## Data to process
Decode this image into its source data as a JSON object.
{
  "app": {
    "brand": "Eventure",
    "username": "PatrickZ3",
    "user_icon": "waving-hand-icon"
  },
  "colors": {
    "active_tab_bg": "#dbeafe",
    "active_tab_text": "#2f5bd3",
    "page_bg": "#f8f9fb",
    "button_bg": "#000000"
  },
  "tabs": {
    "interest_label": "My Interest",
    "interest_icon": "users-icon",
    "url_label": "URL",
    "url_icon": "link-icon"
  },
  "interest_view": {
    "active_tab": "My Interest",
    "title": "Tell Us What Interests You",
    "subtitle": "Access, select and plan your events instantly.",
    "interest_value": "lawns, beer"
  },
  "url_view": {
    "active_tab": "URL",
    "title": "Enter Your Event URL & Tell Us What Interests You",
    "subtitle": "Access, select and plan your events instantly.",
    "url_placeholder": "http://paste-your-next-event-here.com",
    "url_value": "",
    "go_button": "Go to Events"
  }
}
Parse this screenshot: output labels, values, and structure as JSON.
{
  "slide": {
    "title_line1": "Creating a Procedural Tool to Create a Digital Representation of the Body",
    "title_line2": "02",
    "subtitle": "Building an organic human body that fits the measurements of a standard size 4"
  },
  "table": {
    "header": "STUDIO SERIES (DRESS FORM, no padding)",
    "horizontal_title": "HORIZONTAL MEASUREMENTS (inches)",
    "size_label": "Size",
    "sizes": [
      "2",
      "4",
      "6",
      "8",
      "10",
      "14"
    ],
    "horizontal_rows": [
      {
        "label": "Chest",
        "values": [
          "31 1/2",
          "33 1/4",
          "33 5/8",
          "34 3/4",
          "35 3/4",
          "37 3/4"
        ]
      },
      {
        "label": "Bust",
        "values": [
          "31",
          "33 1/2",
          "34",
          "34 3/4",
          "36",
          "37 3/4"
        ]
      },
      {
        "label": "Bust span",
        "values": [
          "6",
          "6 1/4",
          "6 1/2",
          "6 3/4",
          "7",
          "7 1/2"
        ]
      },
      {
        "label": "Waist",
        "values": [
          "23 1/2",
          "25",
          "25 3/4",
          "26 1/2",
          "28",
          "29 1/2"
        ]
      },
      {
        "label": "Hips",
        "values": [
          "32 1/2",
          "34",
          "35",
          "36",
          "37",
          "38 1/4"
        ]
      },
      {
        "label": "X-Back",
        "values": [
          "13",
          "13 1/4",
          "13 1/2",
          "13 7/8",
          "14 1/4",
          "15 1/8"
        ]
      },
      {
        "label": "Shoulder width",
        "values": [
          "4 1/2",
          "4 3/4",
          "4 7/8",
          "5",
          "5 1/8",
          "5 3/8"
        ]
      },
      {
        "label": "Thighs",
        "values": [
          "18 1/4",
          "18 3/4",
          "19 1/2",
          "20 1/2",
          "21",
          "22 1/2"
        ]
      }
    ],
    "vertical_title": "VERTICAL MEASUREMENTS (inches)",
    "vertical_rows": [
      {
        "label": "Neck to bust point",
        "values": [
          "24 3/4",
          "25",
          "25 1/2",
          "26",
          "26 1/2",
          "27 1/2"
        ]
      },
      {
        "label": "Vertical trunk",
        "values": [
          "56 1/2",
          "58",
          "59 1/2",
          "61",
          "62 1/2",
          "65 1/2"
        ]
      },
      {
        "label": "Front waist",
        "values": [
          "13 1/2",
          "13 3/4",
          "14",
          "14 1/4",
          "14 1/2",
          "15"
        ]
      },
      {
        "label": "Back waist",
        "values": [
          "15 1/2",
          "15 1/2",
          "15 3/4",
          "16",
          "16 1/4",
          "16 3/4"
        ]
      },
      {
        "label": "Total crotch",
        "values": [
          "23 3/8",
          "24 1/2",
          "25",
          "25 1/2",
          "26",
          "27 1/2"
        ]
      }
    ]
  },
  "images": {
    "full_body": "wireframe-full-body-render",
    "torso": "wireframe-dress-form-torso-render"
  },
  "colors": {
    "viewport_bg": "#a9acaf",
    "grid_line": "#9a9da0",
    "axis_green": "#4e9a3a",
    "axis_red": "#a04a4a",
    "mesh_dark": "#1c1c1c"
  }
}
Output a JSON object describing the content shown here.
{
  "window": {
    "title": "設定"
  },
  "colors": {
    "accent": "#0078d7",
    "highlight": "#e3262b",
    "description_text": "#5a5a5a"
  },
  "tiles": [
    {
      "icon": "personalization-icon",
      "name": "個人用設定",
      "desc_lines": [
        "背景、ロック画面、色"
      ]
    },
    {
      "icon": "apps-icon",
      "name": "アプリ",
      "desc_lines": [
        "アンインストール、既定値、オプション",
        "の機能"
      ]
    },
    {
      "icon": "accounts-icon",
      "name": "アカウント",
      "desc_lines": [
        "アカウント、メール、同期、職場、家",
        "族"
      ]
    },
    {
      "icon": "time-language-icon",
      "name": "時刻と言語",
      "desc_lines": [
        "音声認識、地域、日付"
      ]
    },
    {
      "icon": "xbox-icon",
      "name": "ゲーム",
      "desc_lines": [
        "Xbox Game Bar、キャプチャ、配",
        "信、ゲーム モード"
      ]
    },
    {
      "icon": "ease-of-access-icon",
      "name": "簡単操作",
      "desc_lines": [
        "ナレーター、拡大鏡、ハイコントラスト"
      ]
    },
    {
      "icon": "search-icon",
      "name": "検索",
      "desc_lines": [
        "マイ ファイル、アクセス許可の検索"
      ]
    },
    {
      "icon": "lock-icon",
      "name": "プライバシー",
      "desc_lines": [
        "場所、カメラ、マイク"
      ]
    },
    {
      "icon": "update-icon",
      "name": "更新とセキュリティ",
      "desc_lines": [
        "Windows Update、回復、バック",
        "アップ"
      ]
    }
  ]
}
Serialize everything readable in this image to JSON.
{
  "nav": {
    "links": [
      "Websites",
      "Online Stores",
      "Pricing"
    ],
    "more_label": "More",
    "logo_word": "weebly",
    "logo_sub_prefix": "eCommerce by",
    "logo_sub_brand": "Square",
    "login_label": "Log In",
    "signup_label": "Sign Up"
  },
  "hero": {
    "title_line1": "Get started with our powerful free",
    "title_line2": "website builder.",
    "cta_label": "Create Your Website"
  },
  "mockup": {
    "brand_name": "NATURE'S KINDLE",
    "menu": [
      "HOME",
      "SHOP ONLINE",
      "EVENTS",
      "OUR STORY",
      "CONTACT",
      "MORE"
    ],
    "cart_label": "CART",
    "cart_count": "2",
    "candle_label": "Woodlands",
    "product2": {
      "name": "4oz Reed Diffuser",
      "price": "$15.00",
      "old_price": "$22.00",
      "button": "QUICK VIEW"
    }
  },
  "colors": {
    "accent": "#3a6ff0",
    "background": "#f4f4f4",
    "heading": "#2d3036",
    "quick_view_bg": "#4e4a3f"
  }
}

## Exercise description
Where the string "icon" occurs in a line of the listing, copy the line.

## Response
    "user_icon": "waving-hand-icon"
    "interest_icon": "users-icon",
    "url_icon": "link-icon"
      "icon": "personalization-icon",
      "icon": "apps-icon",
      "icon": "accounts-icon",
      "icon": "time-language-icon",
      "icon": "xbox-icon",
      "icon": "ease-of-access-icon",
      "icon": "search-icon",
      "icon": "lock-icon",
      "icon": "update-icon",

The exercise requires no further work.